by Bill Gold (The Washington Post – January 11, 1964)
Phone Company Adds Some New Lines

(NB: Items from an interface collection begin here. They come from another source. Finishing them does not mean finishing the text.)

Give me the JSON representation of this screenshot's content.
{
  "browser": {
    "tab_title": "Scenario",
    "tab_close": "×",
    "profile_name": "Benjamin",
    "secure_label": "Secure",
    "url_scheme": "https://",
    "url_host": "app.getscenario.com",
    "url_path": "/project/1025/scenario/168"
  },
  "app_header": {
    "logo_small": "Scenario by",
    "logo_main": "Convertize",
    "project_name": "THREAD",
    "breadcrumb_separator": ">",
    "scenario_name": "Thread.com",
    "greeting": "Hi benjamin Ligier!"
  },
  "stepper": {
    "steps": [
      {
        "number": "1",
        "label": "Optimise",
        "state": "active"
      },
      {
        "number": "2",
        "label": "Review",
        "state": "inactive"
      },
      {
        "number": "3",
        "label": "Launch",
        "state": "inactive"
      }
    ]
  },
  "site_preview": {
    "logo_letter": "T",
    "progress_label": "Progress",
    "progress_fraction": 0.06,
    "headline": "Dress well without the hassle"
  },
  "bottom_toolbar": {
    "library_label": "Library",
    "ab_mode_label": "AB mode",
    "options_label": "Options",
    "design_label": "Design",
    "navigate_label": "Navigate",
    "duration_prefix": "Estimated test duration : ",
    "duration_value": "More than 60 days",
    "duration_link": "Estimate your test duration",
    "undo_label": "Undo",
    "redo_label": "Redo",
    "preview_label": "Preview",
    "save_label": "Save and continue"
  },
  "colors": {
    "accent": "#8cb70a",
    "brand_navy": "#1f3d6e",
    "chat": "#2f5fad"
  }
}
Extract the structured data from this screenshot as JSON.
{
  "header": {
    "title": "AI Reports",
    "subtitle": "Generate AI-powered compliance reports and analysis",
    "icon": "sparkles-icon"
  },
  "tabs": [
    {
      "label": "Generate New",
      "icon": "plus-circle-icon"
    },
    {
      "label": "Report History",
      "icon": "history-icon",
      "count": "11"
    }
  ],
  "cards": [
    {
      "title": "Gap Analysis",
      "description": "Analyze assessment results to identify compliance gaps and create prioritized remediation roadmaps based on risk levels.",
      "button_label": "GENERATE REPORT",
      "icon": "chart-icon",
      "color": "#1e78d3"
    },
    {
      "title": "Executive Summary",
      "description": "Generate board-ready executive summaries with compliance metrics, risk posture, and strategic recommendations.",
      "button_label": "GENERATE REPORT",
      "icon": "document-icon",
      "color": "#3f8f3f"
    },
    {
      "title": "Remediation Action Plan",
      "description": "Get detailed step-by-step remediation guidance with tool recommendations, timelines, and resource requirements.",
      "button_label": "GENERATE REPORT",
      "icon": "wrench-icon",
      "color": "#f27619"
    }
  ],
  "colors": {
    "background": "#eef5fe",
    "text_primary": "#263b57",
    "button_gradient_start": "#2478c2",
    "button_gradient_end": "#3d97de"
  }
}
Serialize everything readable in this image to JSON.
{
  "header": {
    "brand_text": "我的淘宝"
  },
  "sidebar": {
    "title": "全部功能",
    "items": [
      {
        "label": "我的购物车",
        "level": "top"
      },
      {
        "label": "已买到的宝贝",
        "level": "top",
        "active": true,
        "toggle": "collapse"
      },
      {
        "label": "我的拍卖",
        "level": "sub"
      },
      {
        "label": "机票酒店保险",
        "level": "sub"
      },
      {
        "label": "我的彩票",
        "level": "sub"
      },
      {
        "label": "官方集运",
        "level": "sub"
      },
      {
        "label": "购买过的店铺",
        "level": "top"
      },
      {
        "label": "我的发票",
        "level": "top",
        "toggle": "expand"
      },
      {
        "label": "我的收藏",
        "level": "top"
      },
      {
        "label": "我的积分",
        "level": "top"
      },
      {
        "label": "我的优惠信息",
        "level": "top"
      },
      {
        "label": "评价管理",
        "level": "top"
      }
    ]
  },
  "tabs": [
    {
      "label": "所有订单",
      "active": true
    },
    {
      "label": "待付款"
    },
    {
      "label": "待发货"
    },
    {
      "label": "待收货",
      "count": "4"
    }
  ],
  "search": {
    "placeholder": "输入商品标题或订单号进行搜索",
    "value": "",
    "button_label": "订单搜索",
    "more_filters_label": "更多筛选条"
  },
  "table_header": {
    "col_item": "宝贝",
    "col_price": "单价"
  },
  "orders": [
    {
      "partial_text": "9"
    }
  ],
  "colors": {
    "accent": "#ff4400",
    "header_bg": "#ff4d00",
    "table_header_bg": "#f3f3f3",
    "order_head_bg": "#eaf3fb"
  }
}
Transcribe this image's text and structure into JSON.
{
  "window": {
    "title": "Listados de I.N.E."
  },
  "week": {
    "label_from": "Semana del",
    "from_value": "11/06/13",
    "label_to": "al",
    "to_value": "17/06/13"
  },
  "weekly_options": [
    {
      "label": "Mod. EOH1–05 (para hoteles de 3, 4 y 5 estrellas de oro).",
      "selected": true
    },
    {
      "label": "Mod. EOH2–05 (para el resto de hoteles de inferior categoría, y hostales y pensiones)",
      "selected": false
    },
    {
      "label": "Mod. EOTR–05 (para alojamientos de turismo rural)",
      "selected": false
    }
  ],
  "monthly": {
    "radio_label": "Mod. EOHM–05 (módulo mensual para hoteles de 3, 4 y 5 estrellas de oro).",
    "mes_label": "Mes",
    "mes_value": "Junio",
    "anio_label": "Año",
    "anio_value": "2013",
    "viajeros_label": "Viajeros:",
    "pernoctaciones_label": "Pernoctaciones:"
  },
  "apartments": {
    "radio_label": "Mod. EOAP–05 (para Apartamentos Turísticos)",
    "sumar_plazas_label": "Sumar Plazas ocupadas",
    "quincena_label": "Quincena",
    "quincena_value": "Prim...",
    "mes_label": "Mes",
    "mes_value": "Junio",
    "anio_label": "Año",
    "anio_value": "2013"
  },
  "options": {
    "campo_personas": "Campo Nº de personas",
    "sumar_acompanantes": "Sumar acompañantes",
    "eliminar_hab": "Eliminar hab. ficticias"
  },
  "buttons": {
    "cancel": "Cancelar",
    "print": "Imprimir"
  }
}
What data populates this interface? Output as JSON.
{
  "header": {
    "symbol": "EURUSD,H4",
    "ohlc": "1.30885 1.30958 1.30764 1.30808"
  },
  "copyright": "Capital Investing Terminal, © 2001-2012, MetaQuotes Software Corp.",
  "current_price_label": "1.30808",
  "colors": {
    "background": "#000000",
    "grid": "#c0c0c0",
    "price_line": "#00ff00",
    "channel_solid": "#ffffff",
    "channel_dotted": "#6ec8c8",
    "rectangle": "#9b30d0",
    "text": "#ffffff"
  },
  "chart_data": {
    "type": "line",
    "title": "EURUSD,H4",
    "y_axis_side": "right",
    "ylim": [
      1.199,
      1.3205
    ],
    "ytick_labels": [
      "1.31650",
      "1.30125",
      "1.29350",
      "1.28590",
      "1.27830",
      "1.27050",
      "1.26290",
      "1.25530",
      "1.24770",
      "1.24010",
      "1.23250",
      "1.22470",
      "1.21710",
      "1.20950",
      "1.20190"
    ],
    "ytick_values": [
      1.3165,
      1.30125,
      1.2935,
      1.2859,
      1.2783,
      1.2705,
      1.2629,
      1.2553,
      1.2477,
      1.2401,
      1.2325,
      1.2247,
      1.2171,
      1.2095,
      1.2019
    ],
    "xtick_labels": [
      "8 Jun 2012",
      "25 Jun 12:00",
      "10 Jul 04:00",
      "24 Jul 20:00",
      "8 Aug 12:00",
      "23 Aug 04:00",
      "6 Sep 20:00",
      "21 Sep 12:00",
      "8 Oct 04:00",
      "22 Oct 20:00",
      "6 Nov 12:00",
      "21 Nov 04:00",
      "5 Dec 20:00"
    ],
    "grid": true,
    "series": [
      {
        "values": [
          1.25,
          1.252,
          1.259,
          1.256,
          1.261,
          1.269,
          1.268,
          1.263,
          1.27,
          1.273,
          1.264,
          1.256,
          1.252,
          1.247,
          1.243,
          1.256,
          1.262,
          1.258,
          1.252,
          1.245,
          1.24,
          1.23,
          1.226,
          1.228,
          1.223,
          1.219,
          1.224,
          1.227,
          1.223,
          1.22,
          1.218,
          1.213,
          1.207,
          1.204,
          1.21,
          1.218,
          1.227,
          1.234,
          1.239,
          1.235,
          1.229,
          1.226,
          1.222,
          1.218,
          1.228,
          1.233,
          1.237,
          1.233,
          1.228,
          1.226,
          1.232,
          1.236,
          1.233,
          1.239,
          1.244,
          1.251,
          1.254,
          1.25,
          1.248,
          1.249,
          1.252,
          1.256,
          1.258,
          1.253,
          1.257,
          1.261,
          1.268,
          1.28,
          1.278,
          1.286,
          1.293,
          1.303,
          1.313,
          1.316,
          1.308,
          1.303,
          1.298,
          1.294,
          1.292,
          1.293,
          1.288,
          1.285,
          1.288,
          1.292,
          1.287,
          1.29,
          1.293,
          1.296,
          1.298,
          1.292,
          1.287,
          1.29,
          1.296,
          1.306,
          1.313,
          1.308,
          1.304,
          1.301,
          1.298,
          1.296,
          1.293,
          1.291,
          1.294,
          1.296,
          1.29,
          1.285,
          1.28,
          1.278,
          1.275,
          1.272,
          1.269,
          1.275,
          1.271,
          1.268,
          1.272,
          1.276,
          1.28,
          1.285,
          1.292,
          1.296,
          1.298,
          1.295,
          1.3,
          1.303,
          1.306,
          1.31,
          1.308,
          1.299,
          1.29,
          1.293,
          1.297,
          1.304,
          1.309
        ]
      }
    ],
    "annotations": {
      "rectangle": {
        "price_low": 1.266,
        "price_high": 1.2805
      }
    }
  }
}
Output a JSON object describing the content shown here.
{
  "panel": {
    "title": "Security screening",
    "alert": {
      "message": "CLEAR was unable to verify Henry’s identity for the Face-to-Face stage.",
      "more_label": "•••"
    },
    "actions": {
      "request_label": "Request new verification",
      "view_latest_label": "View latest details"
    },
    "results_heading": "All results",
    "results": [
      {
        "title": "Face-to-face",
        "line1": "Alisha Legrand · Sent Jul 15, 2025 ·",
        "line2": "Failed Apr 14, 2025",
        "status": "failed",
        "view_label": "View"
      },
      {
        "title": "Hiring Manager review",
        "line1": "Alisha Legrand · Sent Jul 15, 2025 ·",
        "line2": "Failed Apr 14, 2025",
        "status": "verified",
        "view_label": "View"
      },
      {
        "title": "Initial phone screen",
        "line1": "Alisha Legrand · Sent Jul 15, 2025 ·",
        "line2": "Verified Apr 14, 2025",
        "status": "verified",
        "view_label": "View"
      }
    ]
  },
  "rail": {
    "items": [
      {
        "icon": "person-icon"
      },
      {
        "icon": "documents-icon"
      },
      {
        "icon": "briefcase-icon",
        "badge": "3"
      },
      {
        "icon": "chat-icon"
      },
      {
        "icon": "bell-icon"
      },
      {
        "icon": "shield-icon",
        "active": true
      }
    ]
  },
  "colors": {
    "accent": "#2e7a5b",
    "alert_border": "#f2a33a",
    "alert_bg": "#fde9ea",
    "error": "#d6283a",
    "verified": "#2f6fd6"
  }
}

THE FIRST advertisement that hits your eye as you open the new issue of Life centers your attention on the face of a woman who is wearing a telephone headset. The woman has an appealing face. It’s not the Hollywood painted doll type of appeal, and you can see character in that face. Intelligence and understanding, too. There are a few lines in the brow, and just a hint of advancing years around the eyes and mouth. But it’s a good face, and the reader learns from the text that this is the face of a Bell System telephone operator who is always “close by if you need her, no matter what the hour.” It’s very comforting, very effective. But it’s disturbing, too. There’s something different here. This isn’t the bright-eyed girl of 19 we’re used to seeing in telephone ads. This isn’t the peaches-and-cream wholesome beauty to whom we’re accustomed; it’s a mature woman. And in the few seconds during which the reader studies her, he comes to the realization that one of the world’s largest corporations has made a deliberate change in its advertising policy. I was intrigued by my discovery, and immediately put in a phone call to a company spokesman. My questions were bucked along to headquarters in New York, and the answers came back promptly and frankly: the Bell System has indeed made a basic change in its advertising policy. Instead of the idealized beauties of the past, we’re now going to see more believable models. They’ll be “more realistic,” closer to the average, more readily identifiable with living, breathing human beings. Attractive young people are fun to have around, and they’re often useful, too. But any large company must also have its dedicated old-timers – the folks who know the importance of dependable service and who can give training and guidance to the youngsters who are just coming into the employe pipeline. So the Bell System has concluded that a more mature face in its ads will more truly depict the “average” employe. And because the emphasis in its ads will now shift from idealization to realism, the company hopes that the ads will be more believable, and therefore more effective. This promises to be a fascinating experiment, and it may have far-reaching consequences. Imagine the impact among professional models and advertising agencies. Think of the changes that may take place in TV commercials, in advertising generally, and in salesmanship itself, for that matter. Will the public be as mature as this new breed of model? Will people respond to this kind of soft-keyed approach? We’ll have to wait and see.